The early response among Republicans to the announcement that Bristol Palin, the 17-year-old daughter of GOP VP hopeful Sarah Palin, is pregnant, has been calm and collected, although it has definitely raised concerns for rank-and-file Republicans that more unpleasant revelations may soon follow.
Responding to Internet rumors that Bristol Palin had given birth earlier this year, and that Sarah Palin had claimed the child was her son Trig, the McCain campaign released a statement saying that Bristol Palin is currently pregnant and plans to marry the father.
Republicans have either taken the line that Bristol Palin's pregnancy is a personal matter for Palin and her family, or they are suggesting that it is a situation that lots of normal Americans can relate to, either from their own family history or that or friends and classmates.
"I don't think this is going to be a big deal down the stretch" of the 2008 election, said a top House Republican aide, speaking on the condition of anonymity.
"It's nobody's business but the Palins," added another Senate GOP leadership staffer.

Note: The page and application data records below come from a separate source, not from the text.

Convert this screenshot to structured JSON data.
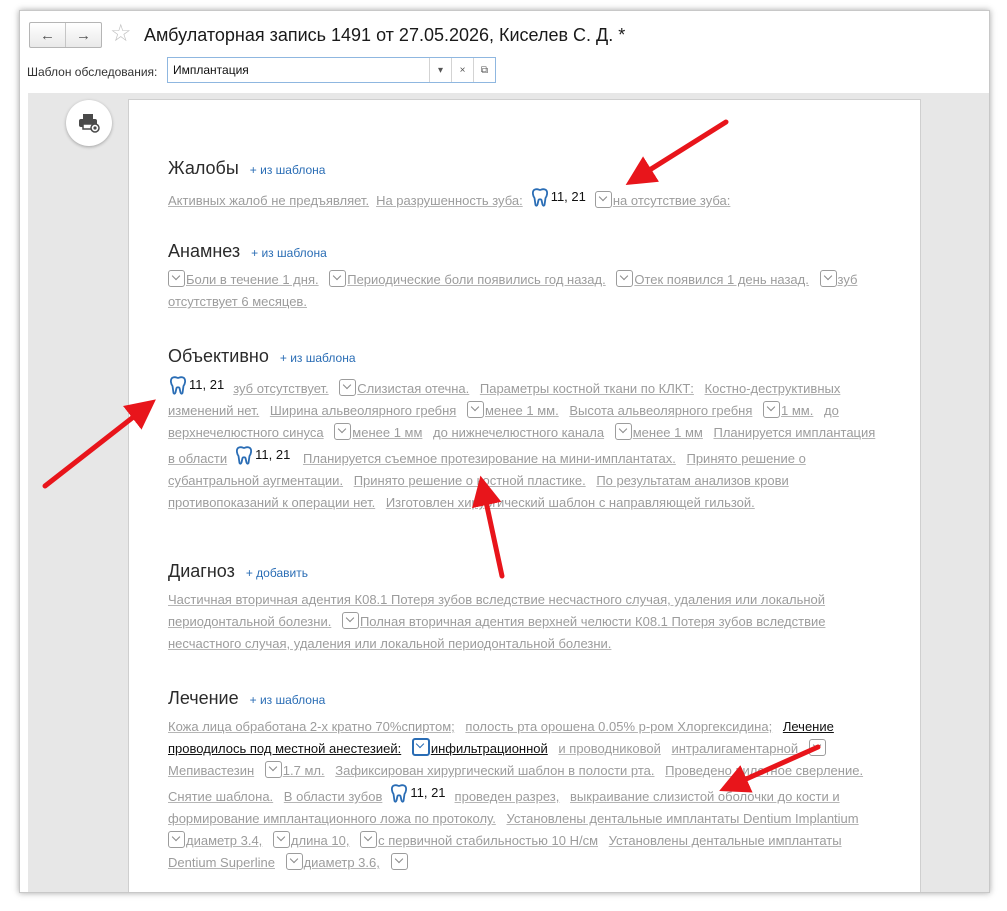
{
  "window": {
    "title": "Амбулаторная запись 1491 от 27.05.2026, Киселев С. Д. *",
    "back_icon": "←",
    "forward_icon": "→",
    "star_icon": "☆"
  },
  "template": {
    "label": "Шаблон обследования:",
    "value": "Имплантация",
    "dropdown_icon": "▾",
    "clear_icon": "×",
    "open_icon": "⧉"
  },
  "colors": {
    "accent": "#2a6db5",
    "phrase_gray": "#9c9c9c",
    "arrow": "#e8151b"
  },
  "teeth_label": "11, 21",
  "sections": {
    "complaints": {
      "title": "Жалобы",
      "add": "+ из шаблона",
      "items": [
        "Активных жалоб не предъявляет.",
        "На разрушенность зуба:",
        "на отсутствие зуба:"
      ]
    },
    "anamnesis": {
      "title": "Анамнез",
      "add": "+ из шаблона",
      "items": [
        "Боли в течение 1 дня.",
        "Периодические боли появились год назад.",
        "Отек появился 1 день назад.",
        "зуб отсутствует 6 месяцев."
      ]
    },
    "objective": {
      "title": "Объективно",
      "add": "+ из шаблона",
      "items": [
        "зуб отсутствует.",
        "Слизистая отечна.",
        "Параметры костной ткани по КЛКТ:",
        "Костно-деструктивных изменений нет.",
        "Ширина альвеолярного гребня",
        "менее 1 мм.",
        "Высота альвеолярного гребня",
        "1 мм.",
        "до верхнечелюстного синуса",
        "менее 1 мм",
        "до нижнечелюстного канала",
        "менее 1 мм",
        "Планируется имплантация в области",
        "Планируется съемное протезирование на мини-имплантатах.",
        "Принято решение о субантральной аугментации.",
        "Принято решение о костной пластике.",
        "По результатам анализов крови противопоказаний к операции нет.",
        "Изготовлен хирургический шаблон с направляющей гильзой."
      ]
    },
    "diagnosis": {
      "title": "Диагноз",
      "add": "+ добавить",
      "items": [
        "Частичная вторичная адентия К08.1 Потеря зубов вследствие несчастного случая, удаления или локальной периодонтальной болезни.",
        "Полная вторичная адентия верхней челюсти К08.1 Потеря зубов вследствие несчастного случая, удаления или локальной периодонтальной болезни."
      ]
    },
    "treatment": {
      "title": "Лечение",
      "add": "+ из шаблона",
      "items": [
        "Кожа лица обработана 2-х кратно 70%спиртом;",
        "полость рта орошена 0.05% р-ром Хлоргексидина;",
        "Лечение проводилось под местной анестезией:",
        "инфильтрационной",
        "и проводниковой",
        "интралигаментарной",
        "Мепивастезин",
        "1.7 мл.",
        "Зафиксирован хирургический шаблон в полости рта.",
        "Проведено пилотное сверление. Снятие шаблона.",
        "В области зубов",
        "проведен разрез,",
        "выкраивание слизистой оболочки до кости и формирование имплантационного ложа по протоколу.",
        "Установлены дентальные имплантаты Dentium Implantium",
        "диаметр 3.4,",
        "длина 10,",
        "с первичной стабильностью 10 Н/см",
        "Установлены дентальные имплантаты Dentium Superline",
        "диаметр 3.6,"
      ]
    }
  }
}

But it does create a level of uncertaintly about Palin, among Republicans and the media, and that can be a huge negative for Palin's candidacy. Combined with Troopergate, the allegation that Palin fired the top Alaska state police official because he refused to fire Palin's former brother-in-law, a trooper.
"Clearly, yes, absolutely," said a GOP strategist when asked about whether Republicans were afraid more negative stories about Palin would emerge soon.
"Palin can get through this, but what you don't want is a level of uncertainty about her, about whether she should be on the [Republican] ticket. That's not a good thing for any candidate."